Element data from apps and pages —
········

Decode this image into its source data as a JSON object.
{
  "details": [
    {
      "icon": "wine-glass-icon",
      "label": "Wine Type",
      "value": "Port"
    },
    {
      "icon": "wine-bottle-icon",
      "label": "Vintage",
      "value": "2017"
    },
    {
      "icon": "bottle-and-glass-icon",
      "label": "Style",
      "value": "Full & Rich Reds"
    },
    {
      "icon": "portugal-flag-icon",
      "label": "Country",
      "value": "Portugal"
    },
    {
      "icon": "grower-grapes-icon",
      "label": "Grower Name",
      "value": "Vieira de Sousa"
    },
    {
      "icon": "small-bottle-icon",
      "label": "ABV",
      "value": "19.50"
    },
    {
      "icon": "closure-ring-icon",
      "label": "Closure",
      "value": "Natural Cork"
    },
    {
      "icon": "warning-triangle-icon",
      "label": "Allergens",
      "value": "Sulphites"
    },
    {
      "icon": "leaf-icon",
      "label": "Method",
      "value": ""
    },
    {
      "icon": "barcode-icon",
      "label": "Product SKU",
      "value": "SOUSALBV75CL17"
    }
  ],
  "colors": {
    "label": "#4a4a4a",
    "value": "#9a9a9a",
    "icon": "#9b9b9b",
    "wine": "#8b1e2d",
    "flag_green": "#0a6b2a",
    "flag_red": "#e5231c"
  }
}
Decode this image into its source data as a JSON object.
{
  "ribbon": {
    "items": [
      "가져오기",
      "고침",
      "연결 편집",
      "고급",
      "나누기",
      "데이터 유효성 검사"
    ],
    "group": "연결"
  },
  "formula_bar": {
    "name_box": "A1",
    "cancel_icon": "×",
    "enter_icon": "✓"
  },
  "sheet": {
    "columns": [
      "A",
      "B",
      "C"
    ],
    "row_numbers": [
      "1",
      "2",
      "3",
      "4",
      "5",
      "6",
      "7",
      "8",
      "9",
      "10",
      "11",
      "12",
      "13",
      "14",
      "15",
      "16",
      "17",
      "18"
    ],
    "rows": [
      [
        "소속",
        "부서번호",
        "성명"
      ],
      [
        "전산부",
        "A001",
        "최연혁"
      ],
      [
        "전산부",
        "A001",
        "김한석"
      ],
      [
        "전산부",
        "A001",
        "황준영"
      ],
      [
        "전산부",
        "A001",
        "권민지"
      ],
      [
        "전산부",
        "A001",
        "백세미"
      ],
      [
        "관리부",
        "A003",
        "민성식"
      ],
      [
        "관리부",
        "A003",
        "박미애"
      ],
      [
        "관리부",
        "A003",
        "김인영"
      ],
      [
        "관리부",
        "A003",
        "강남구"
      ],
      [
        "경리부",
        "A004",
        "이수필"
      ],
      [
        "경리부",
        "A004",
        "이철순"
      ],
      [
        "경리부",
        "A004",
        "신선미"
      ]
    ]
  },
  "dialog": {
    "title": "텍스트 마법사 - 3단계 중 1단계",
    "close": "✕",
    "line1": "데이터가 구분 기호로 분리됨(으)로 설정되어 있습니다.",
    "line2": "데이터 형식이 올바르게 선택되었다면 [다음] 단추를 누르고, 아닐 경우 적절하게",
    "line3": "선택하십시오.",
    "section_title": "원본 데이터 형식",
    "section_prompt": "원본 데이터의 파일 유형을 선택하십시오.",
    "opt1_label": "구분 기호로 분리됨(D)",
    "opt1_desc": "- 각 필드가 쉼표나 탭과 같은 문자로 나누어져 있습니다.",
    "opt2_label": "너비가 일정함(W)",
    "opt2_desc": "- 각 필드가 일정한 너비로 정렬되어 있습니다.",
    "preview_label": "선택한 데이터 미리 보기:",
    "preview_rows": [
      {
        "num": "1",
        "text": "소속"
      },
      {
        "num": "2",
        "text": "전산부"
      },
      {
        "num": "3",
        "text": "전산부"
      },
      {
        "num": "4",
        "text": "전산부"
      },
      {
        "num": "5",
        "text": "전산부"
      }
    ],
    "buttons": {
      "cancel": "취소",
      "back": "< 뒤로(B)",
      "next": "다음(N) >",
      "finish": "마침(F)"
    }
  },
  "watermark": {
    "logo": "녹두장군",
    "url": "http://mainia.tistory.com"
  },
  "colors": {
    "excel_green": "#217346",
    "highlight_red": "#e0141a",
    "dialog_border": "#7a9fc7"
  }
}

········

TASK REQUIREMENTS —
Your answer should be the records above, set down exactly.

RESPONSE FOR THIS EXERCISE —
Decode this image into its source data as a JSON object.
{
  "details": [
    {
      "icon": "wine-glass-icon",
      "label": "Wine Type",
      "value": "Port"
    },
    {
      "icon": "wine-bottle-icon",
      "label": "Vintage",
      "value": "2017"
    },
    {
      "icon": "bottle-and-glass-icon",
      "label": "Style",
      "value": "Full & Rich Reds"
    },
    {
      "icon": "portugal-flag-icon",
      "label": "Country",
      "value": "Portugal"
    },
    {
      "icon": "grower-grapes-icon",
      "label": "Grower Name",
      "value": "Vieira de Sousa"
    },
    {
      "icon": "small-bottle-icon",
      "label": "ABV",
      "value": "19.50"
    },
    {
      "icon": "closure-ring-icon",
      "label": "Closure",
      "value": "Natural Cork"
    },
    {
      "icon": "warning-triangle-icon",
      "label": "Allergens",
      "value": "Sulphites"
    },
    {
      "icon": "leaf-icon",
      "label": "Method",
      "value": ""
    },
    {
      "icon": "barcode-icon",
      "label": "Product SKU",
      "value": "SOUSALBV75CL17"
    }
  ],
  "colors": {
    "label": "#4a4a4a",
    "value": "#9a9a9a",
    "icon": "#9b9b9b",
    "wine": "#8b1e2d",
    "flag_green": "#0a6b2a",
    "flag_red": "#e5231c"
  }
}
Decode this image into its source data as a JSON object.
{
  "ribbon": {
    "items": [
      "가져오기",
      "고침",
      "연결 편집",
      "고급",
      "나누기",
      "데이터 유효성 검사"
    ],
    "group": "연결"
  },
  "formula_bar": {
    "name_box": "A1",
    "cancel_icon": "×",
    "enter_icon": "✓"
  },
  "sheet": {
    "columns": [
      "A",
      "B",
      "C"
    ],
    "row_numbers": [
      "1",
      "2",
      "3",
      "4",
      "5",
      "6",
      "7",
      "8",
      "9",
      "10",
      "11",
      "12",
      "13",
      "14",
      "15",
      "16",
      "17",
      "18"
    ],
    "rows": [
      [
        "소속",
        "부서번호",
        "성명"
      ],
      [
        "전산부",
        "A001",
        "최연혁"
      ],
      [
        "전산부",
        "A001",
        "김한석"
      ],
      [
        "전산부",
        "A001",
        "황준영"
      ],
      [
        "전산부",
        "A001",
        "권민지"
      ],
      [
        "전산부",
        "A001",
        "백세미"
      ],
      [
        "관리부",
        "A003",
        "민성식"
      ],
      [
        "관리부",
        "A003",
        "박미애"
      ],
      [
        "관리부",
        "A003",
        "김인영"
      ],
      [
        "관리부",
        "A003",
        "강남구"
      ],
      [
        "경리부",
        "A004",
        "이수필"
      ],
      [
        "경리부",
        "A004",
        "이철순"
      ],
      [
        "경리부",
        "A004",
        "신선미"
      ]
    ]
  },
  "dialog": {
    "title": "텍스트 마법사 - 3단계 중 1단계",
    "close": "✕",
    "line1": "데이터가 구분 기호로 분리됨(으)로 설정되어 있습니다.",
    "line2": "데이터 형식이 올바르게 선택되었다면 [다음] 단추를 누르고, 아닐 경우 적절하게",
    "line3": "선택하십시오.",
    "section_title": "원본 데이터 형식",
    "section_prompt": "원본 데이터의 파일 유형을 선택하십시오.",
    "opt1_label": "구분 기호로 분리됨(D)",
    "opt1_desc": "- 각 필드가 쉼표나 탭과 같은 문자로 나누어져 있습니다.",
    "opt2_label": "너비가 일정함(W)",
    "opt2_desc": "- 각 필드가 일정한 너비로 정렬되어 있습니다.",
    "preview_label": "선택한 데이터 미리 보기:",
    "preview_rows": [
      {
        "num": "1",
        "text": "소속"
      },
      {
        "num": "2",
        "text": "전산부"
      },
      {
        "num": "3",
        "text": "전산부"
      },
      {
        "num": "4",
        "text": "전산부"
      },
      {
        "num": "5",
        "text": "전산부"
      }
    ],
    "buttons": {
      "cancel": "취소",
      "back": "< 뒤로(B)",
      "next": "다음(N) >",
      "finish": "마침(F)"
    }
  },
  "watermark": {
    "logo": "녹두장군",
    "url": "http://mainia.tistory.com"
  },
  "colors": {
    "excel_green": "#217346",
    "highlight_red": "#e0141a",
    "dialog_border": "#7a9fc7"
  }
}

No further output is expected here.